The algae is an interesting bright green living slime. Its growth in the lake is accelerated by summer warmth and the excess nutrients (Nitrogen and Phosphorus) from fertilizer runoff from farms and riverside gardens. Heavy rainstorms can also overflow the waste water pipe system, dumping untreated sewage into rivers and lakes which add food to the algae.
The algae produces a harmful non-living, long lasting, stable toxin called microcystin. It cannot be destroyed by boiling and is too small to physically filter out, other than by Carbon filter absorption. It is odorless, colorless and tasteless, but is harmful because it accumulates in one’s liver, according to the World Health Organization (WHO) (it sounds incredible enough to be a story from the famous BBC TV sci-fi Doctor of the same name) in concentrations greater than 1 ppb (part per billion).
Microcystin is incredibly old. It evolved, with cyanobacterial algae blooms about 3 billion years ago, perhaps as a protective agent for the algae, but protecting against what we do not know – back then there were no animals in existence to eat the algae. The toxin might have been protecting it from solar UV according to today’s (2014/8/12) NYT Science section. The blooms themselves were vital to us then as they were the early creators of Earth’s Oxygen.

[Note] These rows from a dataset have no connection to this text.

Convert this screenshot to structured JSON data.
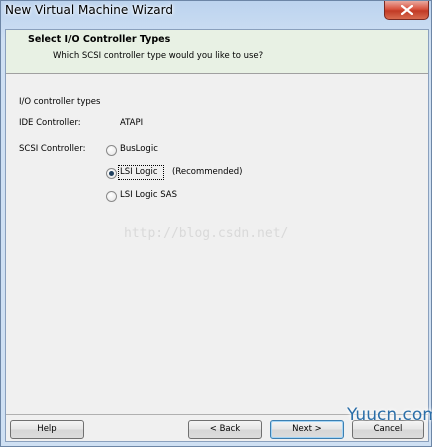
{
  "window": {
    "title": "New Virtual Machine Wizard"
  },
  "header": {
    "title": "Select I/O Controller Types",
    "subtitle": "Which SCSI controller type would you like to use?"
  },
  "group": {
    "title": "I/O controller types",
    "ide_label": "IDE Controller:",
    "ide_value": "ATAPI",
    "scsi_label": "SCSI Controller:",
    "options": [
      {
        "label": "BusLogic",
        "selected": false,
        "note": ""
      },
      {
        "label": "LSI Logic",
        "selected": true,
        "note": "(Recommended)"
      },
      {
        "label": "LSI Logic SAS",
        "selected": false,
        "note": ""
      }
    ]
  },
  "watermark": "http://blog.csdn.net/",
  "footer": {
    "help_label": "Help",
    "back_label": "< Back",
    "next_label": "Next >",
    "cancel_label": "Cancel",
    "brand": "Yuucn.com"
  },
  "colors": {
    "header_bg": "#e8f1e4",
    "client_bg": "#f0f0f0",
    "close_red": "#c13a25"
  }
}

Our numerically challenged news reporters erroneously had it measured as “1 or 2 ppm” (parts per million) instead of ppb (parts per billion) for a while. But, understandably, it is hard to appreciate that a substance naturally produced in our lovely lake could be seriously harmful in concentrations above one drop per tanker rail-car full (300,000 gallons). But watch out for the numbers: while a limit of 1 (ppb) (parts per billion) could sound reasonable, would you accept the same level as safe if it was just as honestly, but more scarily, called 1000 ppt (parts per trillion)? No matter how you quantify it, it is truly wonderful that we can detect and measure such miniscule amounts. Such skills can save us, if only we can properly interpret the values and apply them appropriately.
Back in Perrysburg we had the interesting situation of water seemingly everywhere, yet unusable:

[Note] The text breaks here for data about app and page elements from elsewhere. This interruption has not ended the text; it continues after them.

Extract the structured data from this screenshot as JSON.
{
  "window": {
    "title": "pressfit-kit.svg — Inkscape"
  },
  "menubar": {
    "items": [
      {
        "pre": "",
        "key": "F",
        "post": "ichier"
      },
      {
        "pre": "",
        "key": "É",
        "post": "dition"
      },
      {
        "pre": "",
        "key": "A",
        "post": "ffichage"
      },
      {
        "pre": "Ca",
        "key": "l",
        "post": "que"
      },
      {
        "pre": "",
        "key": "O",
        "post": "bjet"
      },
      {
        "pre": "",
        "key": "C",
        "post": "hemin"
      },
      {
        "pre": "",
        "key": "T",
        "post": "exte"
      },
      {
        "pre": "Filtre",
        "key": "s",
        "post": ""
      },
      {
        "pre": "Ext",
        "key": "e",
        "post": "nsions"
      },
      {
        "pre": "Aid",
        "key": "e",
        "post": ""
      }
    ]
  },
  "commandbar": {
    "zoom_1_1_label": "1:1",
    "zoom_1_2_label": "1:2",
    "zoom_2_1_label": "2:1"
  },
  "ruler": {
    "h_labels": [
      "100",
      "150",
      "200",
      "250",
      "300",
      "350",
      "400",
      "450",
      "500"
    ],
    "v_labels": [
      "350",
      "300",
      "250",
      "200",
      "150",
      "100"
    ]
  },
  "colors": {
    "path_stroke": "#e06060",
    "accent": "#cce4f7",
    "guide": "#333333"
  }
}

1. A live river full of slightly muddy water: the Golden Maumee.

River Kayak_3941
2. Clear, tasteless, odorless water in the taps, and a few recent gallons in spare storage in jugs in the basement, but who knew how far back the ban applied?
3. And my three 40 gallon full rain barrels (for plant watering) collected from clear and pure (well perhaps a little acid rain, moss spores, bird bits, etc.?) rain water from the roof.
Rain Barrel_2221
I was unable to interest any of the house residents (other than the quasi-dumb animals) in that toxin-free roof water, even when I offered to boil it.
Sold out signs appeared within hours, for a radius of at least 20 miles, in stores selling any type of bottled water. But friends visiting from out of state all brought gallons in plastic jugs and bottles.

The water is back on for now, and we have a stock of ‘plastic’ water to be drunk within the next 12 months as the bottles have “Use by…” dates of 2015.
Water bottles_2289
What happens, over time, to water in a plastic bottle?  I’m sure I could happily live on honey, beer and coffee made with skim milk, but dry cleaning one’s teeth is difficult.

Nobody said it would be easy but we do need to look after our planet. At least now we can measure the invisible toxins before they do too much harm. But sometimes even the very visible seems to be too hard to fix. For years Toledo and Perrysburg have been trying to prevent sewage overflows in heavy rains. Yet yesterday, 8/11, we had about 3 inches (75 mm) of rain which resulted once again in the following overflow damage to Water Street and hence, the river and the lake: